When Christopher Brown, MD, thinks of sports medicine, he thinks of three main criteria: performance, prevention and treatment. As athletes and weekend warriors have become engrained in our society, he says there are three things he always has on his mind when treating his patients:
He said that, as a sports medicine physician, he has had to be able to react to the landscape of sports has changing drastically over the last decade – more athletes are specializing in one sport, training at high intensity levels, and playing with multiple teams. ACL tears are increasing rapidly amongst athletes over the last 15 years (about 2 percent year-over-year). Brown says that there hasn't been enough focus on prevention within the sports landscape.
He says that overuse injuries to knees, shoulders, and ankles can be combatted with developing safe movement patterns. While they're not learned overnight, he says there are programs like Sportsmetrics, FIFA 11 Plus, and the PEP program that focus on enhanced performance through warm-ups, stretching, strengthening and sports specific agility that has proven to decrease injury risk.
In orthopaedics, his team focuses on staying mobile and building strength within the bone. One way they've been able to do that is the MACI procedure – a knee repair that regenerates the patient's own cartilage and cells to heal. It provides long-lasting pain relief and improves the patient's overall function.
Brown has had tremendous success treating patients like Courtney Johnson with this procedure:
For more information on our sports medicine and orthopaedics team, click here.
Monday, January 13, 2020
Studying abroad means a significant amount of time away from your health care provider. Here are some health tips to remember before you leave home.Read News Article
Thursday, January 9, 2020

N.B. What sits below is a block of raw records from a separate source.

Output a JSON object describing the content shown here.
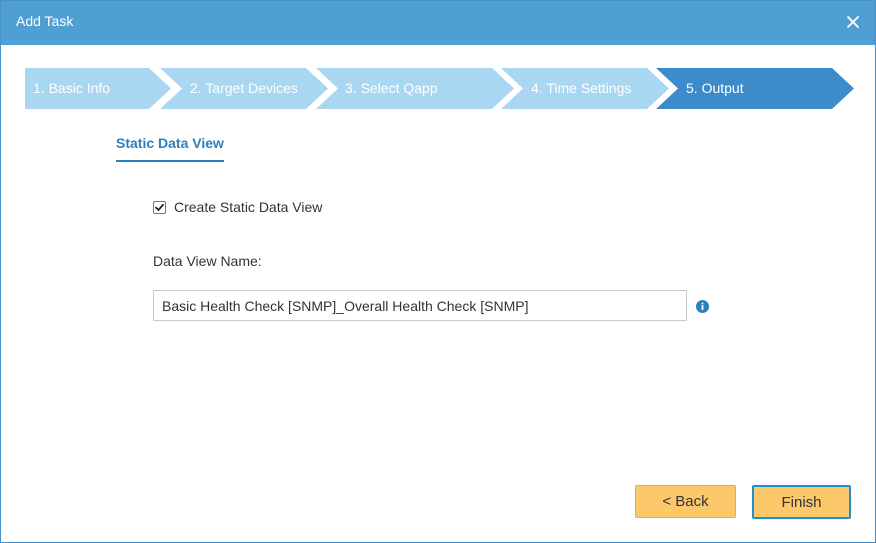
{
  "window": {
    "title": "Add Task",
    "close_icon": "close-icon"
  },
  "steps": [
    {
      "label": "1. Basic Info",
      "active": false
    },
    {
      "label": "2. Target Devices",
      "active": false
    },
    {
      "label": "3. Select Qapp",
      "active": false
    },
    {
      "label": "4. Time Settings",
      "active": false
    },
    {
      "label": "5. Output",
      "active": true
    }
  ],
  "section": {
    "tab_label": "Static Data View"
  },
  "form": {
    "create_view": {
      "label": "Create Static Data View",
      "checked": true
    },
    "name_label": "Data View Name:",
    "name_value": "Basic Health Check [SNMP]_Overall Health Check [SNMP]",
    "info_icon": "info-icon"
  },
  "footer": {
    "back_label": "< Back",
    "finish_label": "Finish"
  },
  "colors": {
    "titlebar": "#509fd4",
    "step_inactive": "#a9d6f1",
    "step_active": "#3d8bcb",
    "accent_text": "#2d7fbc",
    "button": "#fcc86a",
    "focus_border": "#1e8fd6"
  }
}
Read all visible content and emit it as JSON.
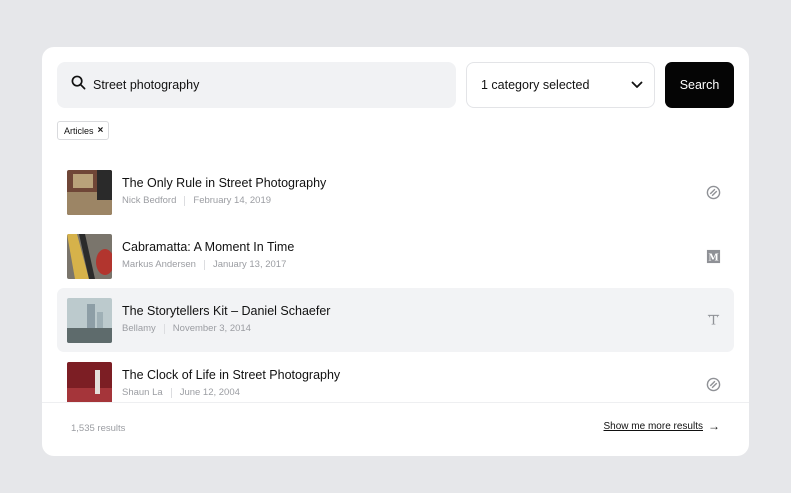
{
  "search": {
    "query": "Street photography",
    "placeholder": "",
    "category_label": "1 category selected",
    "button_label": "Search"
  },
  "filters": [
    {
      "label": "Articles",
      "remove": "×"
    }
  ],
  "results": [
    {
      "title": "The Only Rule in Street Photography",
      "author": "Nick Bedford",
      "date": "February 14, 2019",
      "source_icon": "squarespace-logo-icon",
      "thumb_colors": [
        "#7a4b3a",
        "#b89a6e",
        "#2f2f2f"
      ]
    },
    {
      "title": "Cabramatta: A Moment In Time",
      "author": "Markus Andersen",
      "date": "January 13, 2017",
      "source_icon": "medium-logo-icon",
      "thumb_colors": [
        "#a03a35",
        "#d4b04a",
        "#6e6a62"
      ]
    },
    {
      "title": "The Storytellers Kit – Daniel Schaefer",
      "author": "Bellamy",
      "date": "November 3, 2014",
      "source_icon": "nytimes-logo-icon",
      "thumb_colors": [
        "#8ea3ae",
        "#c7d1d4",
        "#5f6c6d"
      ]
    },
    {
      "title": "The Clock of Life in Street Photography",
      "author": "Shaun La",
      "date": "June 12, 2004",
      "source_icon": "squarespace-logo-icon",
      "thumb_colors": [
        "#7c1e24",
        "#b03a3a",
        "#e4e0da"
      ]
    }
  ],
  "footer": {
    "count": "1,535 results",
    "more_label": "Show me more results",
    "more_arrow": "→"
  },
  "colors": {
    "background": "#e6e7ea",
    "card": "#ffffff",
    "button": "#050505",
    "highlight_row": "#f2f3f5",
    "muted_text": "#9b9da2"
  }
}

Due to a large number of flu cases in the Rochester area, Rochester General and Unity hospitals will initiate visitor restrictions on Tuesday, December 31 beginning at noon.Read News Article